If you or someone you love is in need of emergency assistance, you want help to get there right away. Did you know that there’s one thing everyone can do to help responders provide this emergency assistance as quickly as possible? It’s as simple as Moving to the Right for Sirens and Lights!
Richmond County’s emergency personnel estimate that 50% of our motorists know what to do when they see an emergency vehicle with lights and sirens on…or when they come upon an accident scene. With more traffic than ever on our roadways, the problems just continues to get worse. The intersections especially dangerous for emergency vehicles when running an emergency call are Berckman Rd. at Washington Rd. , Gordon Hwy. at Deans Bridge Rd. , Hwy. 25 (Peach Orchard Rd.) at Winsor Spring Rd., and Walton Way at Gordon Hwy.
For the sake of the victims, the responders, and your own safety…please help us to get Richmond County motorists informed on what to do when emergency vehicles are approaching or when they come upon the scene of an accident!
8 Simple Rules to Yield To An Emergency Vehicle:
Move as far to the right side of the road as possible and stop.

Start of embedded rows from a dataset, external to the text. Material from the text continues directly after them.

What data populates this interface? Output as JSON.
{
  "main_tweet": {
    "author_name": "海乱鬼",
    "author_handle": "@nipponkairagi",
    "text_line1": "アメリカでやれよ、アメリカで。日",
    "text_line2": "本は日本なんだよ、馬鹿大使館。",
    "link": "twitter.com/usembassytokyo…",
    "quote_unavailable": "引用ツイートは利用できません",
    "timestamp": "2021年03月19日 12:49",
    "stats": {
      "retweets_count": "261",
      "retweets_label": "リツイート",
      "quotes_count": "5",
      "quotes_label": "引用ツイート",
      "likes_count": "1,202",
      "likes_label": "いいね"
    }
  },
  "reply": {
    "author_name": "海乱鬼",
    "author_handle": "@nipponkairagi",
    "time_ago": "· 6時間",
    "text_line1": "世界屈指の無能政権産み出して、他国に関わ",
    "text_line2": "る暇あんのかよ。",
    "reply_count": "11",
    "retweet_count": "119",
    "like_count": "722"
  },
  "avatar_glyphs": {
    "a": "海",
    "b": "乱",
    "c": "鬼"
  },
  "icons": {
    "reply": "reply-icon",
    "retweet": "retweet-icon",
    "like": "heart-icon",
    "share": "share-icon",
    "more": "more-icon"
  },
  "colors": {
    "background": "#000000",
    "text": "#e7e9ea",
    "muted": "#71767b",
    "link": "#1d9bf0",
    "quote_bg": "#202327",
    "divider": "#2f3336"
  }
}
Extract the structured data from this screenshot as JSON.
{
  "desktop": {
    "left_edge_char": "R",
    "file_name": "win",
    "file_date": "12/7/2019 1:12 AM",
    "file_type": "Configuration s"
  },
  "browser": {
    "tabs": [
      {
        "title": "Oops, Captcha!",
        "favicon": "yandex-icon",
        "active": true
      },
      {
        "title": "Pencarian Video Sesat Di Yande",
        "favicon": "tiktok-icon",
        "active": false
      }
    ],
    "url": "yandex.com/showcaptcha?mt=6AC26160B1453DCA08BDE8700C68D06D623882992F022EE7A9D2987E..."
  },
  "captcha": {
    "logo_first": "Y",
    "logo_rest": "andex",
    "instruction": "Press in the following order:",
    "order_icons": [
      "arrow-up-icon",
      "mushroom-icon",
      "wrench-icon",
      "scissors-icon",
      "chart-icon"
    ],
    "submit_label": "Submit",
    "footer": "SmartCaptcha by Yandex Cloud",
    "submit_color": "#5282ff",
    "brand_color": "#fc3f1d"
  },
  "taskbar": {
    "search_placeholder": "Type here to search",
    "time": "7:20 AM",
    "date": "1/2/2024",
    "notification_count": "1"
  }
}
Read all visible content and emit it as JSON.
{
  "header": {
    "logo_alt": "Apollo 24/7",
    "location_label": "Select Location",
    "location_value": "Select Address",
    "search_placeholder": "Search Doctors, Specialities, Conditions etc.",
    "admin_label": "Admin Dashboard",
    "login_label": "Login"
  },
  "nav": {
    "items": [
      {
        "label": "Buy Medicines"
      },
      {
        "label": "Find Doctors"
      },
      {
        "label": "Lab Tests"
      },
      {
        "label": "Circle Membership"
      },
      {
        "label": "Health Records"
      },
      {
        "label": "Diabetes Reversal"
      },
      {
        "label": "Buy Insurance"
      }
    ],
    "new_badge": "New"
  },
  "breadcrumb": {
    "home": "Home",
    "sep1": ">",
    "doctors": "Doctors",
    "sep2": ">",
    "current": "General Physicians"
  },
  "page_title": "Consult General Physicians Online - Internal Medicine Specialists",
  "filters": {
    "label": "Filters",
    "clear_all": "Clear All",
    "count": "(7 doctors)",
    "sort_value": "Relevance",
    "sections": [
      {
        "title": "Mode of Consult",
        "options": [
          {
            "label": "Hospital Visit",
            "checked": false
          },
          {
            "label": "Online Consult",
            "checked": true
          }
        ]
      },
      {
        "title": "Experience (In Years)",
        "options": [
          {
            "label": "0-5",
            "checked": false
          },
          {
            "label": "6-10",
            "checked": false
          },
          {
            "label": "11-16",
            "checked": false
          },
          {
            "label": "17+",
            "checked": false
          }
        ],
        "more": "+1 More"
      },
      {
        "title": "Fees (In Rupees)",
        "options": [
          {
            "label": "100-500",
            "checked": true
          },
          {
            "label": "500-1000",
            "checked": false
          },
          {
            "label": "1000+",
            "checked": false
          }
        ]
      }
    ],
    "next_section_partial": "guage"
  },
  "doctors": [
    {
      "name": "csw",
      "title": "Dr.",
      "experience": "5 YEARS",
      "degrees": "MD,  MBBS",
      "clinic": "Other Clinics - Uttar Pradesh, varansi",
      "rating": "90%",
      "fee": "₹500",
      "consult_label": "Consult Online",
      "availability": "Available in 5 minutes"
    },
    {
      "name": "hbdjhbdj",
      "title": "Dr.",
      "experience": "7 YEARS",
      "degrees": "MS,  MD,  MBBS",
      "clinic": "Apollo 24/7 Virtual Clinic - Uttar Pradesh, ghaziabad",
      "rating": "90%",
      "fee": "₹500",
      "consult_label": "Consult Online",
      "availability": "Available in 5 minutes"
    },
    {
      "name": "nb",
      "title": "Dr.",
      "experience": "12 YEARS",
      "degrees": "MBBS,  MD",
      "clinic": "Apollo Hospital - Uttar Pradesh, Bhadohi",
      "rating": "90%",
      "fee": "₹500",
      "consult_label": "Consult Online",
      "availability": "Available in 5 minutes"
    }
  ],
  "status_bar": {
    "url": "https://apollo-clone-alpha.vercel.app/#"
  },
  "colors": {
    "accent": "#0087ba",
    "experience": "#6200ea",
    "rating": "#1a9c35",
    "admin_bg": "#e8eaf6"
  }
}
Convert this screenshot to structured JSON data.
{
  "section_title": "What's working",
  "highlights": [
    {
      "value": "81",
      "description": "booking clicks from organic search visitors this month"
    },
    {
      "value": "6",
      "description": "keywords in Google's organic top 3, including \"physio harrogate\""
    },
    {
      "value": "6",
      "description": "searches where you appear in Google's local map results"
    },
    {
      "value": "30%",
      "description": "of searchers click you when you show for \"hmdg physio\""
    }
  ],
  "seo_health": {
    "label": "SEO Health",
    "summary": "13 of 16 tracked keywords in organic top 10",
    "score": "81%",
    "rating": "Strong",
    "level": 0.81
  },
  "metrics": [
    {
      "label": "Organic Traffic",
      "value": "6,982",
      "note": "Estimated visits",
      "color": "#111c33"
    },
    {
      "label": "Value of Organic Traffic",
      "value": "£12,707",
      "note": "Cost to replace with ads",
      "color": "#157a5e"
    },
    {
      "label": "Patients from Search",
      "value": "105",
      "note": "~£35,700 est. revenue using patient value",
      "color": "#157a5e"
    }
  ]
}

If you cannot move to the right because of another vehicle or obstacle, just stop.
Drivers should stay at least 300 feet behind emergency vehicles using their lights and sirens.
When You Hear A Siren Or Air Horn While Driving In:
If you’re STOPPED at the intersection:
Look to see where the emergency vehicle is approaching.
If the emergency vehicle is behind you safely pull to the right.
If the emergency vehicle is approaching from the front or side streets, remain stopped until they pass.
If you’re APPROACHING the intersection:
Safely pull to the right.
Stop before entering intersection.
DON’T stop in the middle of the intersection
If you DO NOT SEE the flashing lights:
Turn your radio volume down.
Check your mirrors frequently.
Stay focused and anticipate the emergency vehicle.
DON’T enter an intersection until it's clear.
We never want the “rescuers” to need “rescuing!”
Every year in the U.S., there are almost 16,000 collisions involving fire department emergency vehicles while responding to or returning from incidents. These collisions result in over 1,000 firefighter injuries and almost fifty deaths. Firefighters are careful to avoid vehicle collisions by driving slowly when traveling against traffic, or coming to a complete stop at intersections. However, the cooperation of ALL vehicles on the roadway is essential.